→ DATA FOR ANALYSIS:
....................

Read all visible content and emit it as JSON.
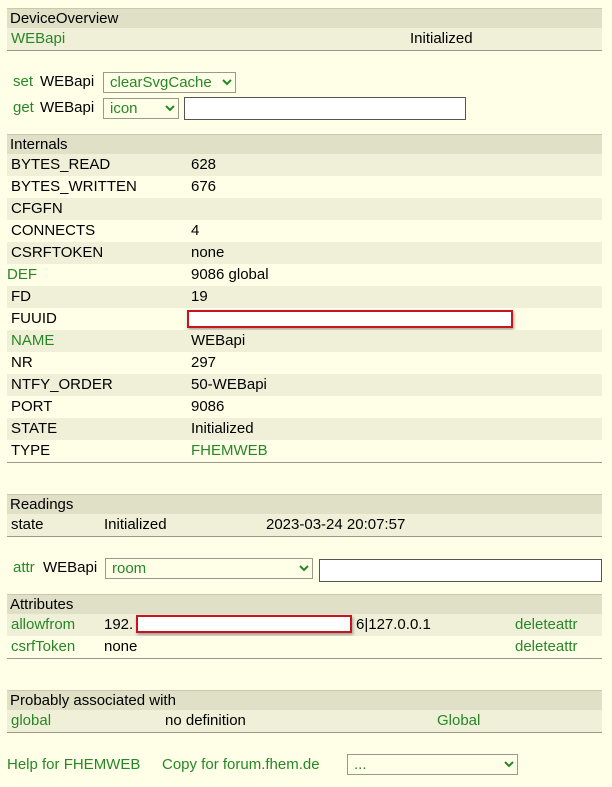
{
  "device_overview": {
    "title": "DeviceOverview",
    "device_name": "WEBapi",
    "state": "Initialized"
  },
  "commands": {
    "set_label": "set",
    "set_device": "WEBapi",
    "set_selected": "clearSvgCache",
    "get_label": "get",
    "get_device": "WEBapi",
    "get_selected": "icon",
    "get_value": ""
  },
  "internals": {
    "title": "Internals",
    "rows": [
      {
        "name": "BYTES_READ",
        "value": "628"
      },
      {
        "name": "BYTES_WRITTEN",
        "value": "676"
      },
      {
        "name": "CFGFN",
        "value": ""
      },
      {
        "name": "CONNECTS",
        "value": "4"
      },
      {
        "name": "CSRFTOKEN",
        "value": "none"
      },
      {
        "name": "DEF",
        "value": "9086 global"
      },
      {
        "name": "FD",
        "value": "19"
      },
      {
        "name": "FUUID",
        "value": ""
      },
      {
        "name": "NAME",
        "value": "WEBapi"
      },
      {
        "name": "NR",
        "value": "297"
      },
      {
        "name": "NTFY_ORDER",
        "value": "50-WEBapi"
      },
      {
        "name": "PORT",
        "value": "9086"
      },
      {
        "name": "STATE",
        "value": "Initialized"
      },
      {
        "name": "TYPE",
        "value": "FHEMWEB"
      }
    ]
  },
  "readings": {
    "title": "Readings",
    "rows": [
      {
        "name": "state",
        "value": "Initialized",
        "timestamp": "2023-03-24 20:07:57"
      }
    ]
  },
  "attr_cmd": {
    "label": "attr",
    "device": "WEBapi",
    "selected": "room",
    "value": ""
  },
  "attributes": {
    "title": "Attributes",
    "rows": [
      {
        "name": "allowfrom",
        "value_start": "192.",
        "value_end": "6|127.0.0.1",
        "action": "deleteattr"
      },
      {
        "name": "csrfToken",
        "value": "none",
        "action": "deleteattr"
      }
    ]
  },
  "associated": {
    "title": "Probably associated with",
    "rows": [
      {
        "name": "global",
        "value": "no definition",
        "type": "Global"
      }
    ]
  },
  "footer": {
    "help": "Help for FHEMWEB",
    "copy": "Copy for forum.fhem.de",
    "select_value": "..."
  },
  "colors": {
    "background": "#FFFFE7",
    "header_bg": "#E0E0C7",
    "row_alt": "#F0F0D8",
    "link": "#278727",
    "redaction": "#C8141E"
  }
}
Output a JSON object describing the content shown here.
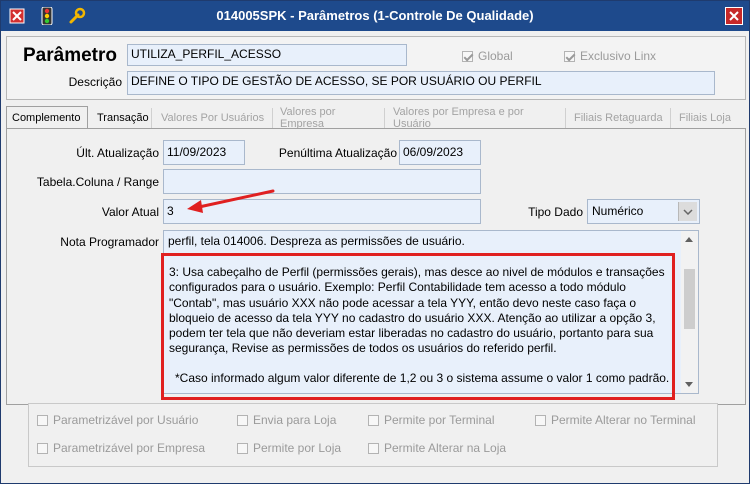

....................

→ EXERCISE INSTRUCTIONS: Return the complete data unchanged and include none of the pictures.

→ REPLY:
Read all visible content and emit it as JSON.
{
  "device_overview": {
    "title": "DeviceOverview",
    "device_name": "WEBapi",
    "state": "Initialized"
  },
  "commands": {
    "set_label": "set",
    "set_device": "WEBapi",
    "set_selected": "clearSvgCache",
    "get_label": "get",
    "get_device": "WEBapi",
    "get_selected": "icon",
    "get_value": ""
  },
  "internals": {
    "title": "Internals",
    "rows": [
      {
        "name": "BYTES_READ",
        "value": "628"
      },
      {
        "name": "BYTES_WRITTEN",
        "value": "676"
      },
      {
        "name": "CFGFN",
        "value": ""
      },
      {
        "name": "CONNECTS",
        "value": "4"
      },
      {
        "name": "CSRFTOKEN",
        "value": "none"
      },
      {
        "name": "DEF",
        "value": "9086 global"
      },
      {
        "name": "FD",
        "value": "19"
      },
      {
        "name": "FUUID",
        "value": ""
      },
      {
        "name": "NAME",
        "value": "WEBapi"
      },
      {
        "name": "NR",
        "value": "297"
      },
      {
        "name": "NTFY_ORDER",
        "value": "50-WEBapi"
      },
      {
        "name": "PORT",
        "value": "9086"
      },
      {
        "name": "STATE",
        "value": "Initialized"
      },
      {
        "name": "TYPE",
        "value": "FHEMWEB"
      }
    ]
  },
  "readings": {
    "title": "Readings",
    "rows": [
      {
        "name": "state",
        "value": "Initialized",
        "timestamp": "2023-03-24 20:07:57"
      }
    ]
  },
  "attr_cmd": {
    "label": "attr",
    "device": "WEBapi",
    "selected": "room",
    "value": ""
  },
  "attributes": {
    "title": "Attributes",
    "rows": [
      {
        "name": "allowfrom",
        "value_start": "192.",
        "value_end": "6|127.0.0.1",
        "action": "deleteattr"
      },
      {
        "name": "csrfToken",
        "value": "none",
        "action": "deleteattr"
      }
    ]
  },
  "associated": {
    "title": "Probably associated with",
    "rows": [
      {
        "name": "global",
        "value": "no definition",
        "type": "Global"
      }
    ]
  },
  "footer": {
    "help": "Help for FHEMWEB",
    "copy": "Copy for forum.fhem.de",
    "select_value": "..."
  },
  "colors": {
    "background": "#FFFFE7",
    "header_bg": "#E0E0C7",
    "row_alt": "#F0F0D8",
    "link": "#278727",
    "redaction": "#C8141E"
  }
}
Output a JSON object describing the content shown here.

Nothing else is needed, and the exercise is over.